▸ **Exercise description**
Each record must be output exactly and in full.

(Data about app and page elements)
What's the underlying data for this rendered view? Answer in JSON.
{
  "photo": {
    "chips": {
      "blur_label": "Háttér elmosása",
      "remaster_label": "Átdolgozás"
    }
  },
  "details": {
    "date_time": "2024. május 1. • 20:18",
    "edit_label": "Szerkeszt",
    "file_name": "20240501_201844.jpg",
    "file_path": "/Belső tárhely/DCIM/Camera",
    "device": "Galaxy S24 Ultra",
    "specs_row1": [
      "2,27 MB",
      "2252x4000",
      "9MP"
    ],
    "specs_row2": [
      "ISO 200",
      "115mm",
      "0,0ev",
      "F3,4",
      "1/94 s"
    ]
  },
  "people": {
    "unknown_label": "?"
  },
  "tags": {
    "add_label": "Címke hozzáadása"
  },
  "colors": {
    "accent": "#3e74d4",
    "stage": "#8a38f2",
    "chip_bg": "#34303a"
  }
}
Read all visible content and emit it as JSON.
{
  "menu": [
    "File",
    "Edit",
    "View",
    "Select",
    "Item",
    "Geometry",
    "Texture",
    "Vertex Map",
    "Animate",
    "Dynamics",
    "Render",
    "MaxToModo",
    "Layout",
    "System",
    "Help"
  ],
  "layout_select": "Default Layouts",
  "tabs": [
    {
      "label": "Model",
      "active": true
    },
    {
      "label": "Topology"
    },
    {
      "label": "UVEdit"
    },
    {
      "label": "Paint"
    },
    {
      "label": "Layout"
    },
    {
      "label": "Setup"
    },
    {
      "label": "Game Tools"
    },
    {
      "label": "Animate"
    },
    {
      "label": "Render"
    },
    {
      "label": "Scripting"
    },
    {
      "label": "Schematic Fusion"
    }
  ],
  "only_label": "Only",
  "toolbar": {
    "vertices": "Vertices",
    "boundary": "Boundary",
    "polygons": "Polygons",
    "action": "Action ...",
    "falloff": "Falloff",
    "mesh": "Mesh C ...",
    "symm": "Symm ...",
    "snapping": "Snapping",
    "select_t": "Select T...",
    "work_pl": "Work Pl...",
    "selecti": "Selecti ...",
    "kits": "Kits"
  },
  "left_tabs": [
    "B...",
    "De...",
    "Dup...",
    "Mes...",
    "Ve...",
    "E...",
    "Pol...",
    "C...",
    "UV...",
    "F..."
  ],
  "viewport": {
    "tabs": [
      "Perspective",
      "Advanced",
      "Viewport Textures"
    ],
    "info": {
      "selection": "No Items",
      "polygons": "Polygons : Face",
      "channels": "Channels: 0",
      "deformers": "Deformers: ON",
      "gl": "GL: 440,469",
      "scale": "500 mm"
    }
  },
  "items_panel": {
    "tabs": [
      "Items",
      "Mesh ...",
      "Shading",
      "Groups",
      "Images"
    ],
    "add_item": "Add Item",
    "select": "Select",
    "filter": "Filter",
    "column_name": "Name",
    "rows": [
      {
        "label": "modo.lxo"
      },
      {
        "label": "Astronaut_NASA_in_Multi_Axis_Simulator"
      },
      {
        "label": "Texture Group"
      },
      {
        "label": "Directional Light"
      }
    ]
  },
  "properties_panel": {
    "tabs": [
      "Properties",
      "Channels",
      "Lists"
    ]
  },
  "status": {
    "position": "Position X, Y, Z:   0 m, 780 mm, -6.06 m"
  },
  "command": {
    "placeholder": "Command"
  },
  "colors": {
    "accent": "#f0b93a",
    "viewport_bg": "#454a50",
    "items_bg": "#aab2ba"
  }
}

▸ **Response to the exercise**
What's the underlying data for this rendered view? Answer in JSON.
{
  "photo": {
    "chips": {
      "blur_label": "Háttér elmosása",
      "remaster_label": "Átdolgozás"
    }
  },
  "details": {
    "date_time": "2024. május 1. • 20:18",
    "edit_label": "Szerkeszt",
    "file_name": "20240501_201844.jpg",
    "file_path": "/Belső tárhely/DCIM/Camera",
    "device": "Galaxy S24 Ultra",
    "specs_row1": [
      "2,27 MB",
      "2252x4000",
      "9MP"
    ],
    "specs_row2": [
      "ISO 200",
      "115mm",
      "0,0ev",
      "F3,4",
      "1/94 s"
    ]
  },
  "people": {
    "unknown_label": "?"
  },
  "tags": {
    "add_label": "Címke hozzáadása"
  },
  "colors": {
    "accent": "#3e74d4",
    "stage": "#8a38f2",
    "chip_bg": "#34303a"
  }
}
Read all visible content and emit it as JSON.
{
  "menu": [
    "File",
    "Edit",
    "View",
    "Select",
    "Item",
    "Geometry",
    "Texture",
    "Vertex Map",
    "Animate",
    "Dynamics",
    "Render",
    "MaxToModo",
    "Layout",
    "System",
    "Help"
  ],
  "layout_select": "Default Layouts",
  "tabs": [
    {
      "label": "Model",
      "active": true
    },
    {
      "label": "Topology"
    },
    {
      "label": "UVEdit"
    },
    {
      "label": "Paint"
    },
    {
      "label": "Layout"
    },
    {
      "label": "Setup"
    },
    {
      "label": "Game Tools"
    },
    {
      "label": "Animate"
    },
    {
      "label": "Render"
    },
    {
      "label": "Scripting"
    },
    {
      "label": "Schematic Fusion"
    }
  ],
  "only_label": "Only",
  "toolbar": {
    "vertices": "Vertices",
    "boundary": "Boundary",
    "polygons": "Polygons",
    "action": "Action ...",
    "falloff": "Falloff",
    "mesh": "Mesh C ...",
    "symm": "Symm ...",
    "snapping": "Snapping",
    "select_t": "Select T...",
    "work_pl": "Work Pl...",
    "selecti": "Selecti ...",
    "kits": "Kits"
  },
  "left_tabs": [
    "B...",
    "De...",
    "Dup...",
    "Mes...",
    "Ve...",
    "E...",
    "Pol...",
    "C...",
    "UV...",
    "F..."
  ],
  "viewport": {
    "tabs": [
      "Perspective",
      "Advanced",
      "Viewport Textures"
    ],
    "info": {
      "selection": "No Items",
      "polygons": "Polygons : Face",
      "channels": "Channels: 0",
      "deformers": "Deformers: ON",
      "gl": "GL: 440,469",
      "scale": "500 mm"
    }
  },
  "items_panel": {
    "tabs": [
      "Items",
      "Mesh ...",
      "Shading",
      "Groups",
      "Images"
    ],
    "add_item": "Add Item",
    "select": "Select",
    "filter": "Filter",
    "column_name": "Name",
    "rows": [
      {
        "label": "modo.lxo"
      },
      {
        "label": "Astronaut_NASA_in_Multi_Axis_Simulator"
      },
      {
        "label": "Texture Group"
      },
      {
        "label": "Directional Light"
      }
    ]
  },
  "properties_panel": {
    "tabs": [
      "Properties",
      "Channels",
      "Lists"
    ]
  },
  "status": {
    "position": "Position X, Y, Z:   0 m, 780 mm, -6.06 m"
  },
  "command": {
    "placeholder": "Command"
  },
  "colors": {
    "accent": "#f0b93a",
    "viewport_bg": "#454a50",
    "items_bg": "#aab2ba"
  }
}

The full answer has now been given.